Do Diabetics have to Turn Their Backs on Sugar? The answer is no. It might seem that it would be something to be completely avoided, but that is not the case. Most doctors agree that sugar doesn’t have to be seen as the enemy and, in fact, it has no more bearing on blood-sugar levels than traditional forms of starch. Sugar, honey, molasses, and even corn syrup can be an acceptable part of a diet even for a diabetes patient, but it should be consumed in moderation. That being said, cataract surgeons – very commonly visited by diabetics – do suggest that sugar substitutes can also be appreciated for their reduced calories and sweet taste.
Fake Sugar Speculation has run ramped about the different varieties of sugar substitutes, but the truth is that they aren’t all bad. In fact, the maximum daily dose far exceeds what the average person consumes each day and there has been no evidence to show that they are not a safe alternative when a person wants to avoid the sugar spike, but still enjoy a serving of cake.

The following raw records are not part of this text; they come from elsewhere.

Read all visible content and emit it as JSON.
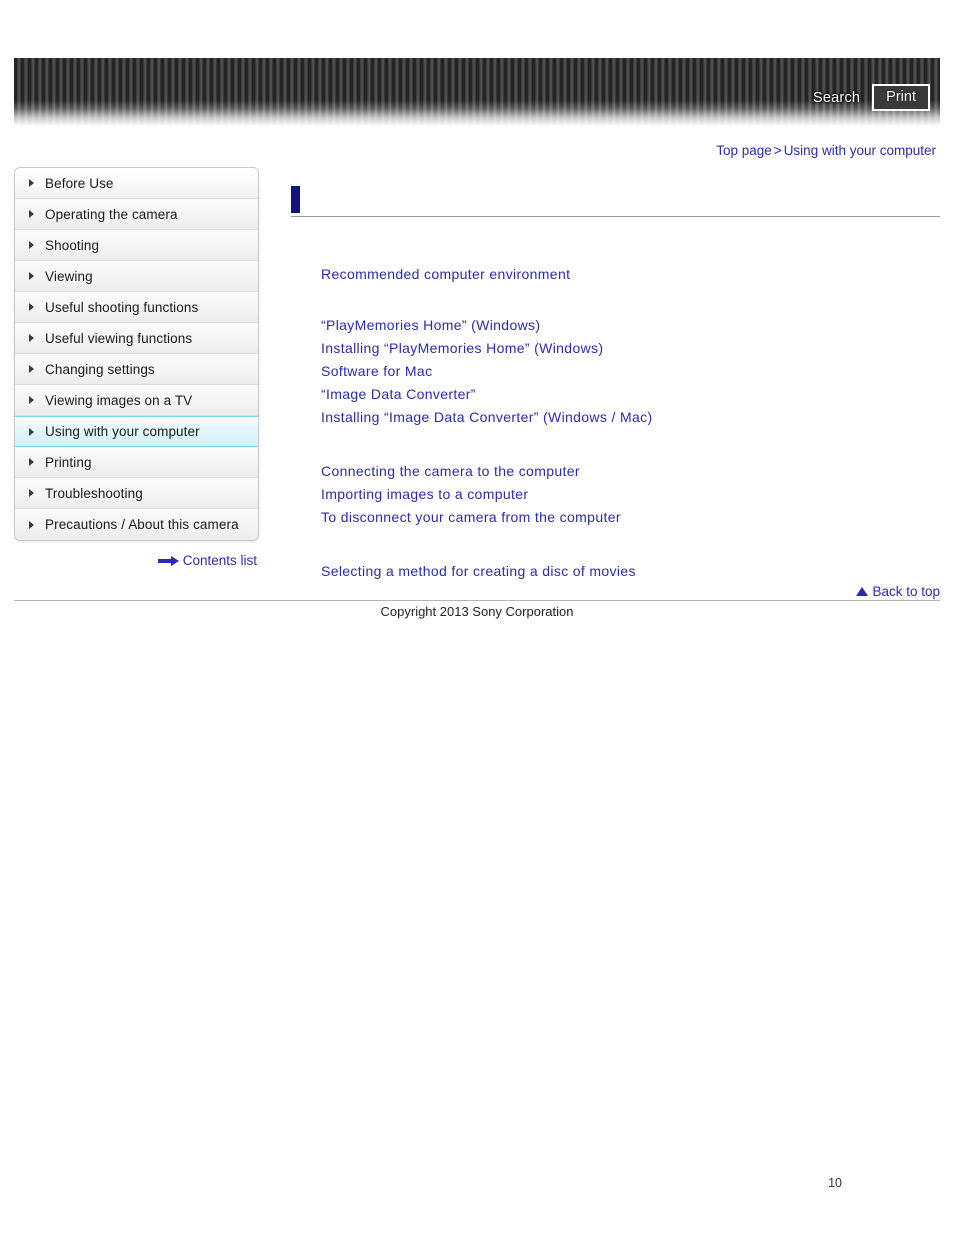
{
  "header": {
    "search_label": "Search",
    "print_label": "Print",
    "search_icon": "search-icon",
    "print_icon": "print-icon"
  },
  "breadcrumb": {
    "top_page": "Top page",
    "separator": ">",
    "current": "Using with your computer"
  },
  "sidebar": {
    "items": [
      {
        "label": "Before Use",
        "active": false
      },
      {
        "label": "Operating the camera",
        "active": false
      },
      {
        "label": "Shooting",
        "active": false
      },
      {
        "label": "Viewing",
        "active": false
      },
      {
        "label": "Useful shooting functions",
        "active": false
      },
      {
        "label": "Useful viewing functions",
        "active": false
      },
      {
        "label": "Changing settings",
        "active": false
      },
      {
        "label": "Viewing images on a TV",
        "active": false
      },
      {
        "label": "Using with your computer",
        "active": true
      },
      {
        "label": "Printing",
        "active": false
      },
      {
        "label": "Troubleshooting",
        "active": false
      },
      {
        "label": "Precautions / About this camera",
        "active": false
      }
    ],
    "contents_list_label": "Contents list",
    "contents_list_icon": "arrow-right-icon"
  },
  "main": {
    "page_title": "",
    "groups": [
      {
        "links": [
          "Recommended computer environment"
        ]
      },
      {
        "links": [
          "“PlayMemories Home” (Windows)",
          "Installing “PlayMemories Home” (Windows)",
          "Software for Mac",
          "“Image Data Converter”",
          "Installing “Image Data Converter” (Windows / Mac)"
        ]
      },
      {
        "links": [
          "Connecting the camera to the computer",
          "Importing images to a computer",
          "To disconnect your camera from the computer"
        ]
      },
      {
        "links": [
          "Selecting a method for creating a disc of movies"
        ]
      }
    ]
  },
  "footer": {
    "back_to_top_label": "Back to top",
    "back_to_top_icon": "triangle-up-icon",
    "copyright": "Copyright 2013 Sony Corporation",
    "page_number": "10"
  },
  "colors": {
    "link": "#2b2bb0",
    "title_marker": "#12137f",
    "active_nav_bg": "#d3f0fa",
    "active_nav_border": "#7fd3ea"
  }
}
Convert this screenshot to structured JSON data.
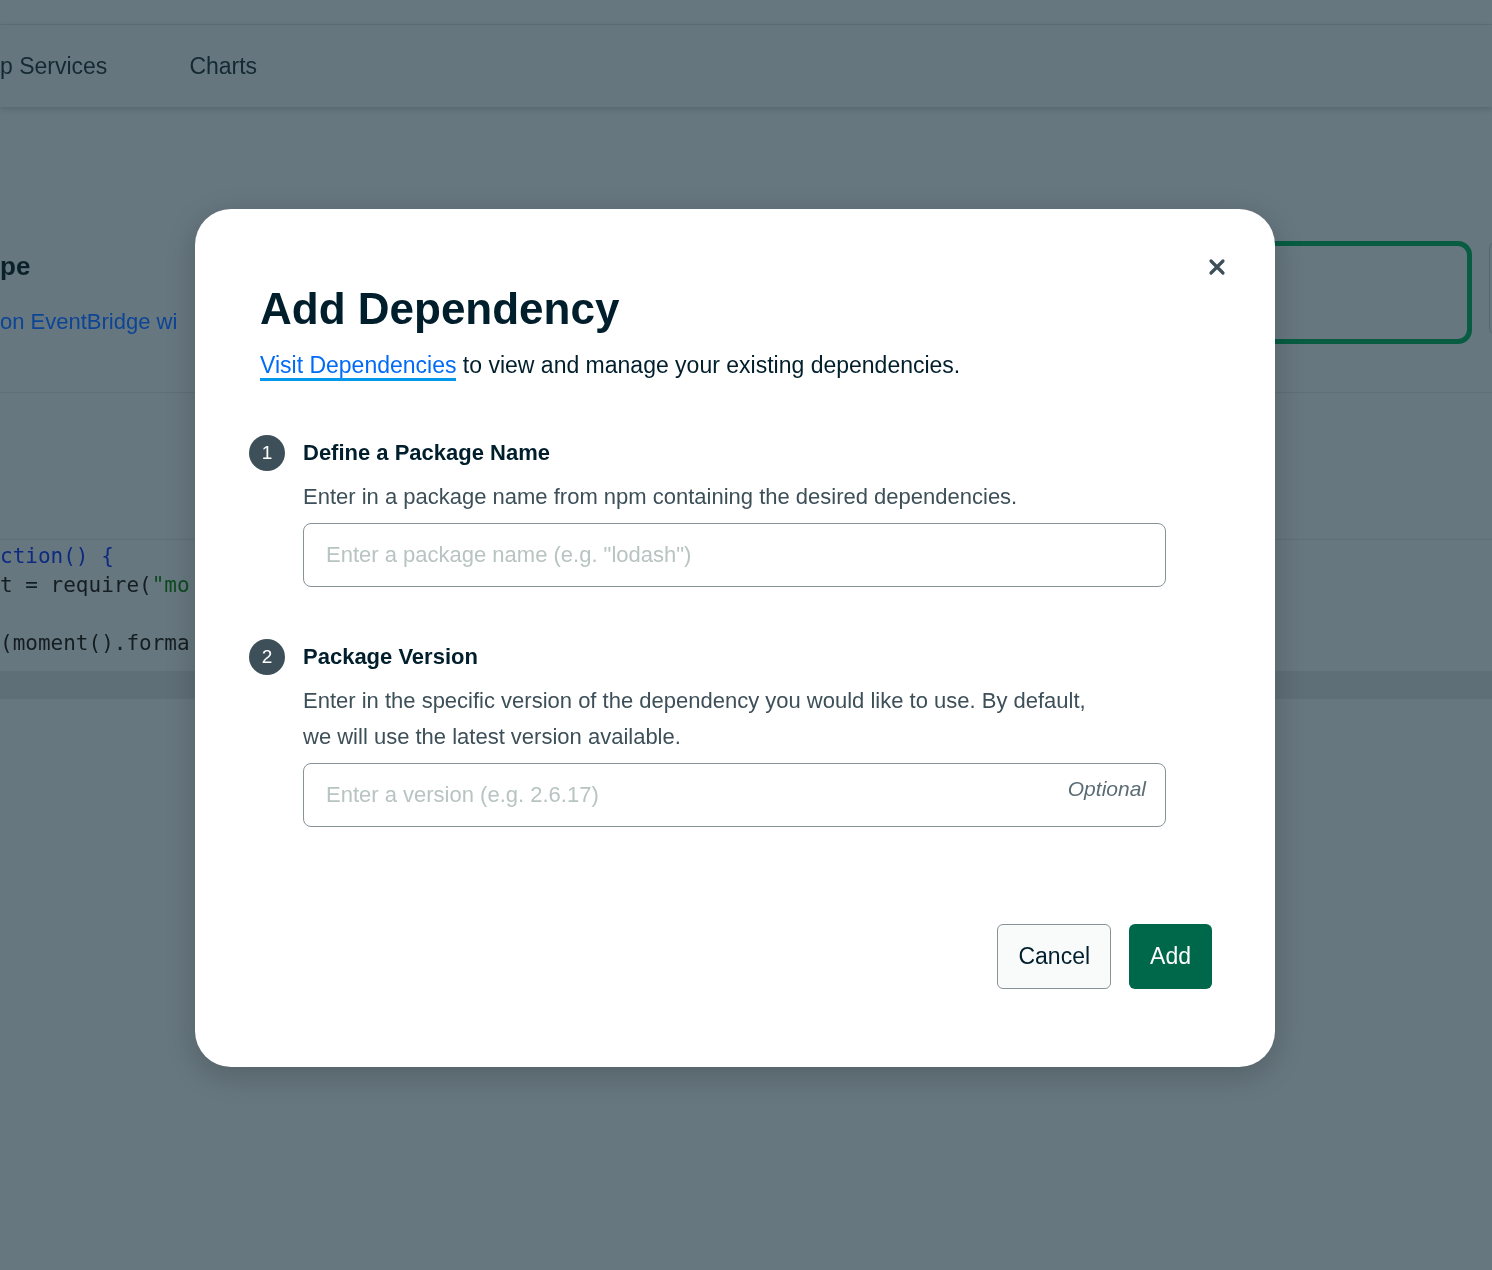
{
  "nav": {
    "tabs": [
      {
        "label": "p Services"
      },
      {
        "label": "Charts"
      }
    ]
  },
  "background": {
    "heading": "pe",
    "link": "on EventBridge wi",
    "code_lines": [
      {
        "kind": "fn",
        "text": "ction() {"
      },
      {
        "kind": "require",
        "prefix": "t = require(",
        "string": "\"mo"
      },
      {
        "kind": "plain",
        "text": "(moment().forma"
      }
    ]
  },
  "dialog": {
    "title": "Add Dependency",
    "intro_link": "Visit Dependencies",
    "intro_text": " to view and manage your existing dependencies.",
    "steps": [
      {
        "number": "1",
        "title": "Define a Package Name",
        "description": "Enter in a package name from npm containing the desired dependencies.",
        "placeholder": "Enter a package name (e.g. \"lodash\")"
      },
      {
        "number": "2",
        "title": "Package Version",
        "description": "Enter in the specific version of the dependency you would like to use. By default, we will use the latest version available.",
        "placeholder": "Enter a version (e.g. 2.6.17)",
        "hint": "Optional"
      }
    ],
    "buttons": [
      {
        "kind": "secondary",
        "label": "Cancel"
      },
      {
        "kind": "primary",
        "label": "Add"
      }
    ]
  }
}
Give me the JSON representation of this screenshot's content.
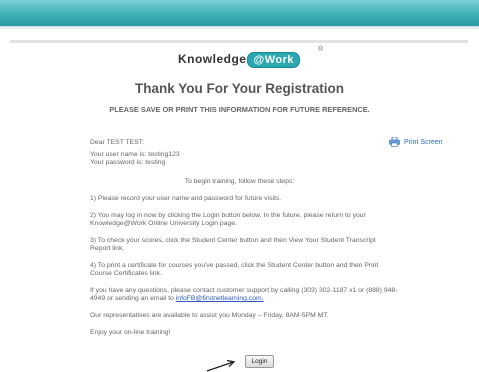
{
  "logo": {
    "left": "Knowledge",
    "at": "@Work",
    "registered": "®"
  },
  "title": "Thank You For Your Registration",
  "subtitle": "PLEASE SAVE OR PRINT THIS INFORMATION FOR FUTURE REFERENCE.",
  "greeting": "Dear TEST TEST:",
  "print_label": "Print Screen",
  "credentials": {
    "username_line": "Your user name is: testing123",
    "password_line": "Your password is: testing"
  },
  "steps_intro": "To begin training, follow these steps:",
  "steps": [
    "1) Please record your user name and password for future visits.",
    "2) You may log in now by clicking the Login button below. In the future, please return to your",
    "Knowledge@Work Online University Login page.",
    "3) To check your scores, click the Student Center button and then View Your Student Transcript",
    "Report link.",
    "4) To print a certificate for courses you've passed, click the Student Center button and then Print",
    "Course Certificates link."
  ],
  "support": {
    "line1": "If you have any questions, please contact customer support by calling (303) 302-1187 x1 or (888) 948-",
    "line2_prefix": "4949 or sending an email to ",
    "email": "infoFB@firstnetlearning.com."
  },
  "hours": "Our representatives are available to assist you Monday – Friday, 8AM-5PM MT.",
  "closing": "Enjoy your on-line training!",
  "login_label": "Login",
  "colors": {
    "header": "#2aa8b1",
    "link": "#2a58bf"
  }
}
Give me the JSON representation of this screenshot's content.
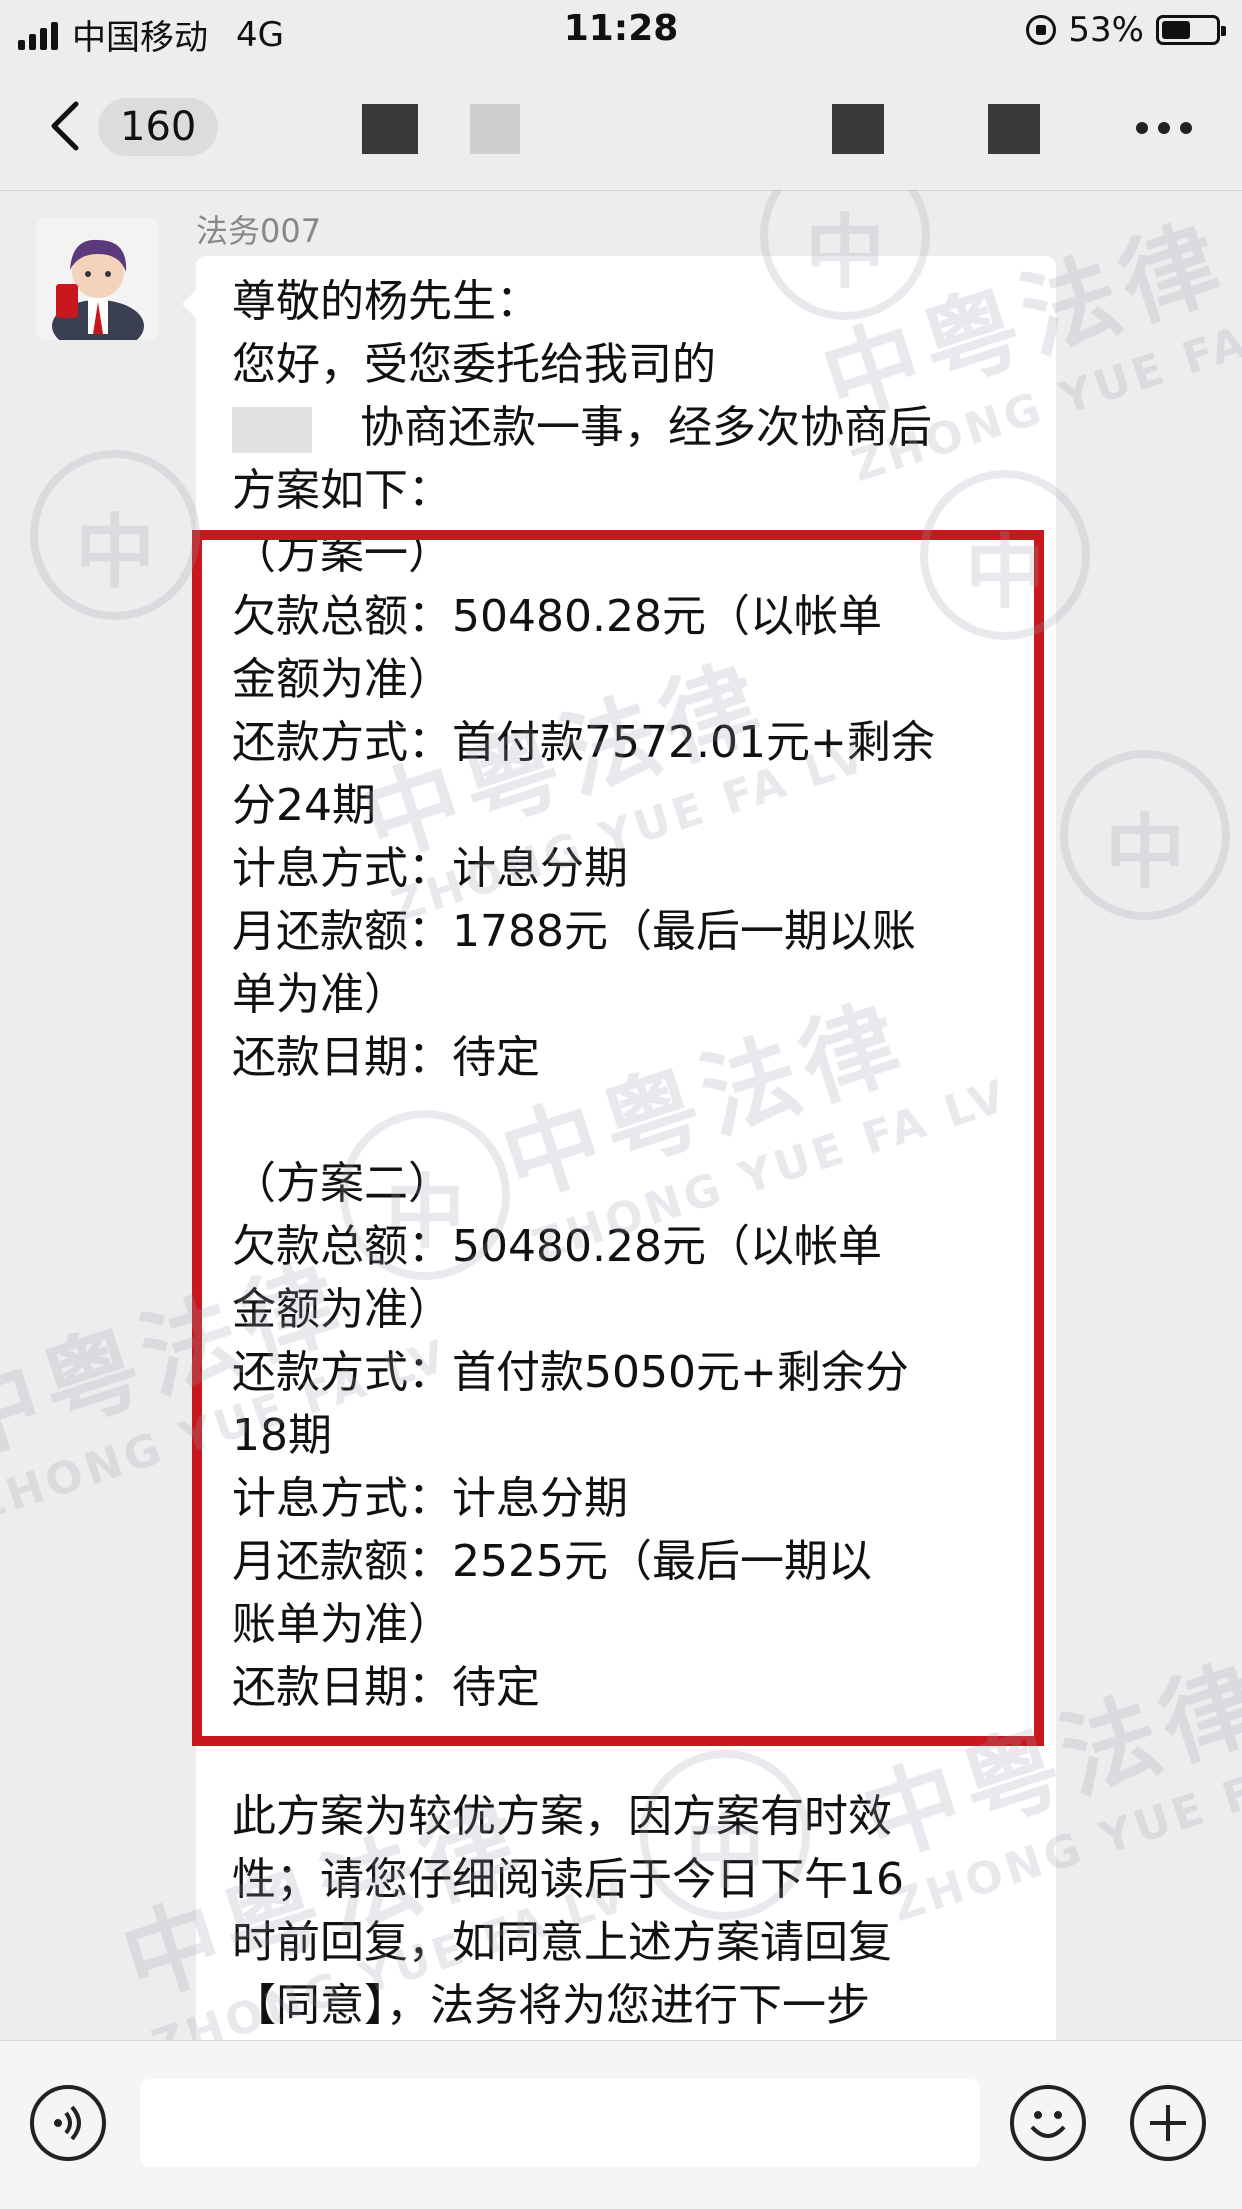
{
  "status_bar": {
    "carrier": "中国移动",
    "network": "4G",
    "time": "11:28",
    "battery_percent": "53%",
    "battery_level": 0.53
  },
  "nav": {
    "back_count": "160"
  },
  "message": {
    "sender": "法务007",
    "lines": [
      "尊敬的杨先生：",
      "您好，受您委托给我司的",
      "协商还款一事，经多次协商后",
      "方案如下：",
      "（方案一）",
      "欠款总额：50480.28元（以帐单",
      "金额为准）",
      "还款方式：首付款7572.01元+剩余",
      "分24期",
      "计息方式：计息分期",
      "月还款额：1788元（最后一期以账",
      "单为准）",
      "还款日期：待定",
      "",
      "（方案二）",
      "欠款总额：50480.28元（以帐单",
      "金额为准）",
      "还款方式：首付款5050元+剩余分",
      "18期",
      "计息方式：计息分期",
      "月还款额：2525元（最后一期以",
      "账单为准）",
      "还款日期：待定",
      "",
      "此方案为较优方案，因方案有时效",
      "性；请您仔细阅读后于今日下午16",
      "时前回复，如同意上述方案请回复",
      "【同意】，法务将为您进行下一步"
    ]
  },
  "watermark": {
    "cn": "中粤法律",
    "en": "ZHONG YUE FA LV"
  },
  "colors": {
    "highlight_border": "#c8181d",
    "bubble": "#ffffff",
    "background": "#ededed"
  },
  "icons": {
    "voice": "voice-icon",
    "emoji": "emoji-icon",
    "plus": "plus-icon",
    "back": "chevron-left-icon",
    "more": "more-icon"
  }
}
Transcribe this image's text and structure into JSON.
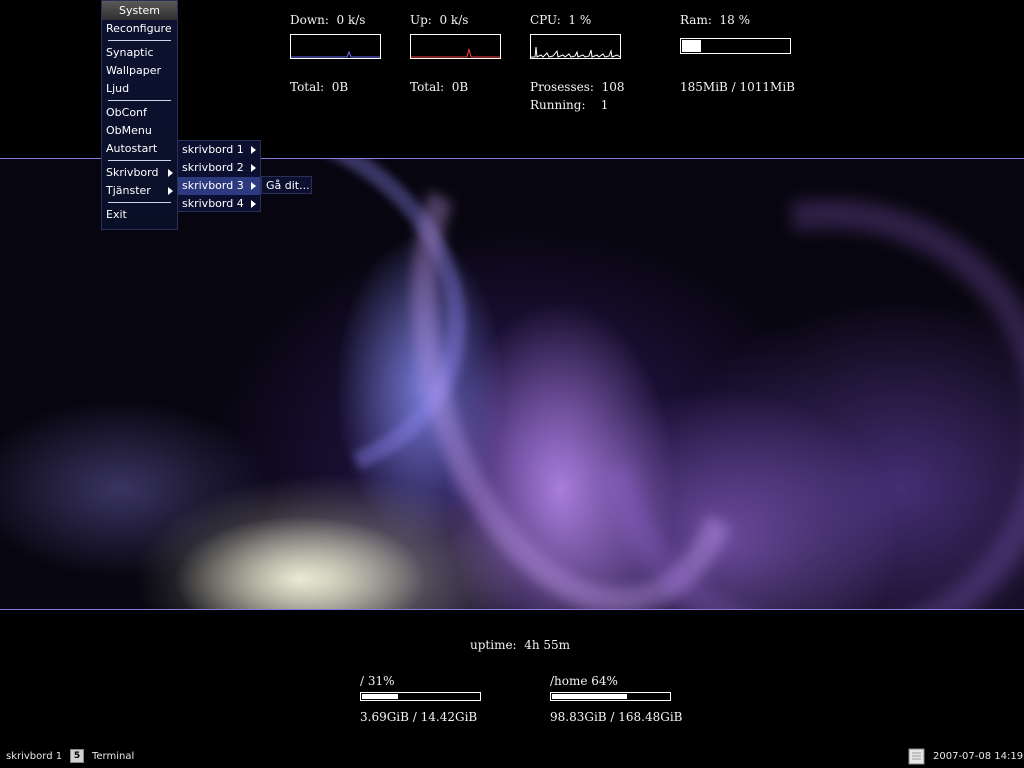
{
  "monitors": {
    "down": {
      "label": "Down:",
      "value": "0 k/s",
      "total_label": "Total:",
      "total_value": "0B"
    },
    "up": {
      "label": "Up:",
      "value": "0 k/s",
      "total_label": "Total:",
      "total_value": "0B"
    },
    "cpu": {
      "label": "CPU:",
      "value": "1 %",
      "processes_label": "Prosesses:",
      "processes_value": "108",
      "running_label": "Running:",
      "running_value": "1"
    },
    "ram": {
      "label": "Ram:",
      "value": "18 %",
      "usage": "185MiB  /  1011MiB",
      "fraction": 0.18
    },
    "uptime": {
      "label": "uptime:",
      "value": "4h 55m"
    },
    "disk_root": {
      "label": "/  31%",
      "usage": "3.69GiB  /  14.42GiB",
      "fraction": 0.31
    },
    "disk_home": {
      "label": "/home  64%",
      "usage": "98.83GiB  /  168.48GiB",
      "fraction": 0.64
    }
  },
  "menu": {
    "title": "System",
    "items": [
      "Reconfigure",
      "Synaptic",
      "Wallpaper",
      "Ljud",
      "ObConf",
      "ObMenu",
      "Autostart",
      "Skrivbord",
      "Tjänster",
      "Exit"
    ],
    "desktops": [
      "skrivbord 1",
      "skrivbord 2",
      "skrivbord 3",
      "skrivbord 4"
    ],
    "goto": "Gå dit..."
  },
  "panel": {
    "desktop": "skrivbord 1",
    "terminal_icon_glyph": "5",
    "terminal": "Terminal",
    "clock": "2007-07-08 14:19"
  },
  "colors": {
    "accent": "#8c7ad8",
    "menu_bg": "#0c1230",
    "menu_active": "#2d3a80",
    "down_graph": "#6f6fff",
    "up_graph": "#ff4040"
  }
}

Splenda This sugar derivative carries no calories and promises not to send your meter into a tizzy. It was first approved by the FDA in 1998. The great part about this ingredient is that it can be substituted one-to-one for sugar. It also comes in a brown sugar version. The not-so-good news is that it is still priced well above sugar. Nevertheless, many chefs, especially those catering to a diabetic crowd have come to love Splenda.
Equal (aspartame) This is found in many commonly consumed foods and beverages and was an immediate favorite of people when saccharin took on a bad reputation in the seventies. Blood sugar spikes are very minimal with this sweetener, which can be used in beverages, ice creams, puddings, and other non-baked foods.
Sweet ‘N Low (saccharine) Three hundred times sweeter than sugar, this was the original replacement. It will not cause sugar spikes and provides the same ease as Splenda, being used one-for-one in place of sugar in baked goods and other treats.
Ensuring Safety Even diabetics that are careful to follow a diet plan precisely can have complications as a result of the disease. Lines of communication should remain ever-open with a medical team and any signs of vision trouble should be discussed with a cornea specialist Austin immediately.
Broberg Eye Care
4207 James Casey St # 305
Austin, TX 78745-1193